» What the exercise asks
The required result is every line of the records that includes "would".

(Component data from apps and pages)
*** Block opens ***

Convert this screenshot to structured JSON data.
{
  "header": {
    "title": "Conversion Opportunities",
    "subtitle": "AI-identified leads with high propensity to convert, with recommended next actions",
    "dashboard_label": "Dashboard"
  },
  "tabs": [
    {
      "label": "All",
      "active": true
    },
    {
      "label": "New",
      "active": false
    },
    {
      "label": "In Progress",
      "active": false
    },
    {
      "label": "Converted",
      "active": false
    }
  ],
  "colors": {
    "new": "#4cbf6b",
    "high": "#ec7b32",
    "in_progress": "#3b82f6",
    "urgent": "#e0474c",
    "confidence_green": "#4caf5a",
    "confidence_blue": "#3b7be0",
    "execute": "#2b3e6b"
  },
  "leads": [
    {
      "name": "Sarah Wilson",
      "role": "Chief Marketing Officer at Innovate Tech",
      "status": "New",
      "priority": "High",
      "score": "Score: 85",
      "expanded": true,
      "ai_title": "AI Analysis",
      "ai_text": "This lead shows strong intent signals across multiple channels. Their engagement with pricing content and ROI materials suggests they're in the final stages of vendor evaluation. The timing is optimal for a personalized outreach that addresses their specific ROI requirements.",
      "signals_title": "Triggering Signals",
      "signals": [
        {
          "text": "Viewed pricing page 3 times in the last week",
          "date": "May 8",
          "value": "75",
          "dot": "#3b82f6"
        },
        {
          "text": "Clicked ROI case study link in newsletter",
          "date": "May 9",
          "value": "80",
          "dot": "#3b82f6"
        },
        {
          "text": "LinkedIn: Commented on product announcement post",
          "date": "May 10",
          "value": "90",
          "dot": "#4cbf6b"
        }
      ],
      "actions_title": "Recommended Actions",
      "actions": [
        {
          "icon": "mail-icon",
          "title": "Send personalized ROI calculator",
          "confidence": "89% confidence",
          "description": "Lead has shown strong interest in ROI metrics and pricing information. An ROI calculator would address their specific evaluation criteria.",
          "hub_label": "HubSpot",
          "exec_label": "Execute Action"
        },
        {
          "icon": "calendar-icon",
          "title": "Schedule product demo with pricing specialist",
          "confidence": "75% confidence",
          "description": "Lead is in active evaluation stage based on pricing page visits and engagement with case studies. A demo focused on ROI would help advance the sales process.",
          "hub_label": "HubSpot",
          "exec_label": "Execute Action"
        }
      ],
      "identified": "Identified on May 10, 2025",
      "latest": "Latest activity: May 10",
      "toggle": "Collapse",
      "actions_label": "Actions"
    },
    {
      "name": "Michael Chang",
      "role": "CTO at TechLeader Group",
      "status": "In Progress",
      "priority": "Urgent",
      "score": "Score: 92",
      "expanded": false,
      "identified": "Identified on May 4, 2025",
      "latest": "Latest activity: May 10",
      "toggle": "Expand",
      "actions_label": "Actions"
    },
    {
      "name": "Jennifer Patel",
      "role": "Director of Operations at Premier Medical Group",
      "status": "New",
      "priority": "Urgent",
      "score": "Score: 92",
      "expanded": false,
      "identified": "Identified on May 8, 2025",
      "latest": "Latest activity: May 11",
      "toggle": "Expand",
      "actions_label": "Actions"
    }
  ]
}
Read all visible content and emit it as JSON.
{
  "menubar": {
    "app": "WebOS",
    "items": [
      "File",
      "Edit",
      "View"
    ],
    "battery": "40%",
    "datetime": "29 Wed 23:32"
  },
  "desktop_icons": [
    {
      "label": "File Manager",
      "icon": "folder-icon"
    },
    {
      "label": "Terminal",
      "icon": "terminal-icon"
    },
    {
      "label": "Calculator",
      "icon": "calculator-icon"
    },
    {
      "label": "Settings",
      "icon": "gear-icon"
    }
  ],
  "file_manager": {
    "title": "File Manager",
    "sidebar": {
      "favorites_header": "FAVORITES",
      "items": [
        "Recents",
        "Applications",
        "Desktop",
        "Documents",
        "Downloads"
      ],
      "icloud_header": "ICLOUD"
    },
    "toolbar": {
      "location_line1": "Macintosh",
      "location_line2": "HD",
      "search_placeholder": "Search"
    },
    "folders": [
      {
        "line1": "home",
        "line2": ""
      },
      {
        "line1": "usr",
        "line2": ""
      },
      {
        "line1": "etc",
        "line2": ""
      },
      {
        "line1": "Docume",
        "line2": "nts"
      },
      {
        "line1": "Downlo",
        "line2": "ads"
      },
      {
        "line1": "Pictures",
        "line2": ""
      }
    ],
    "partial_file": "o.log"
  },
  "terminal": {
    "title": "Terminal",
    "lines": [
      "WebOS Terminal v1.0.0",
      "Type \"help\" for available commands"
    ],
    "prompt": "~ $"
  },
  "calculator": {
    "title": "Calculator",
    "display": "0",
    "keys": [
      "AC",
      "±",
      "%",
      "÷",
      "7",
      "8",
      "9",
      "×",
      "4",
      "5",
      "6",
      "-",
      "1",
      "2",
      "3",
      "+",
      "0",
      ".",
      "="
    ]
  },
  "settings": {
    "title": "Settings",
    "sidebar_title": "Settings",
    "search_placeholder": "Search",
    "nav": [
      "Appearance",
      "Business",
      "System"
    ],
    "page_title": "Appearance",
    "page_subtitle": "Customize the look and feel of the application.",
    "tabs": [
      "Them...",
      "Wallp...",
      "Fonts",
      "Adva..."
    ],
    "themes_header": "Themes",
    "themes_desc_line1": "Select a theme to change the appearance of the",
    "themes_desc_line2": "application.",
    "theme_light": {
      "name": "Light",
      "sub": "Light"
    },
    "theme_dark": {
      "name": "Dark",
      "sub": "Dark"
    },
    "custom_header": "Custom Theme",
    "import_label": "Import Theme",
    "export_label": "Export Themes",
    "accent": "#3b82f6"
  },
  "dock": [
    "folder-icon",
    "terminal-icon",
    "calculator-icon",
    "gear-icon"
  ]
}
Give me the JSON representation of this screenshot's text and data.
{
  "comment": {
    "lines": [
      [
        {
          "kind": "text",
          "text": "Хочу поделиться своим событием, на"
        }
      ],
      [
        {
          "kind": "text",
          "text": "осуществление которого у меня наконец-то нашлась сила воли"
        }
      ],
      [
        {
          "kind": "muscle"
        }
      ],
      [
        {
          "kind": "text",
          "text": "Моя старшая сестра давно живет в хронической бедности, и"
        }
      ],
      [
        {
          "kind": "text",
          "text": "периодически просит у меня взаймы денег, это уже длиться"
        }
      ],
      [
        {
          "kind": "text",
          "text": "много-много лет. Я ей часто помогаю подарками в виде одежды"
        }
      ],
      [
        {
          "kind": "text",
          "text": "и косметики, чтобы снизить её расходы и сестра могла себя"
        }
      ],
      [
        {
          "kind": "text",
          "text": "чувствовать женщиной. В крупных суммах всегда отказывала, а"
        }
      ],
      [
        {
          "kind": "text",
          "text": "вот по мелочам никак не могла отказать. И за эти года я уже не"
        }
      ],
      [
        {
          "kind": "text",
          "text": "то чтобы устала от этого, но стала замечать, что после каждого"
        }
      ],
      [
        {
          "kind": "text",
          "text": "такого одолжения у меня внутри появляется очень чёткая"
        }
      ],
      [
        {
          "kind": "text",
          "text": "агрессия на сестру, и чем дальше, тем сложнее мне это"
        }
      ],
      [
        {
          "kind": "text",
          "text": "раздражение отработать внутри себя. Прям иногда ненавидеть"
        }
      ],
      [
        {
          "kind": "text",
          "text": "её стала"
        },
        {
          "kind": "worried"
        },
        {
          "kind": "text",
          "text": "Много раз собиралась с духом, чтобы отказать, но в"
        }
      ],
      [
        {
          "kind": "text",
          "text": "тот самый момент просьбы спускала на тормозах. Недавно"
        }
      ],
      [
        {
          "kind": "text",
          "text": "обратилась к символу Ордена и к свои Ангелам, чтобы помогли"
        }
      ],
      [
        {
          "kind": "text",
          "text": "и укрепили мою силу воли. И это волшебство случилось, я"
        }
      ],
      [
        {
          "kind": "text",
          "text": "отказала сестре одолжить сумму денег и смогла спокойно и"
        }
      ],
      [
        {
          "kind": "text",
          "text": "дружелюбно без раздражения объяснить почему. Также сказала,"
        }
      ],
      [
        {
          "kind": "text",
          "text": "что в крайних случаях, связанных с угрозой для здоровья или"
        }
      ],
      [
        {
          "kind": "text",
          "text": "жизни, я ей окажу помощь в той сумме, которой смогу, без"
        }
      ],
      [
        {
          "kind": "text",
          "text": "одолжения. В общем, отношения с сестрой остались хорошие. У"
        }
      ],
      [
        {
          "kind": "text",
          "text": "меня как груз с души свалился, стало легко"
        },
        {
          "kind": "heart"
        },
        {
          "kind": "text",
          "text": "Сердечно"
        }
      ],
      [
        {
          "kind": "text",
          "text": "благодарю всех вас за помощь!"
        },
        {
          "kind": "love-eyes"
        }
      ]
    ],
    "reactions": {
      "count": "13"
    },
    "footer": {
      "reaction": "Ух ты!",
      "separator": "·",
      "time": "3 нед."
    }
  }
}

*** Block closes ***

» Problem solution
          "description": "Lead has shown strong interest in ROI metrics and pricing information. An ROI calculator would address their specific evaluation criteria.",
          "description": "Lead is in active evaluation stage based on pricing page visits and engagement with case studies. A demo focused on ROI would help advance the sales process.",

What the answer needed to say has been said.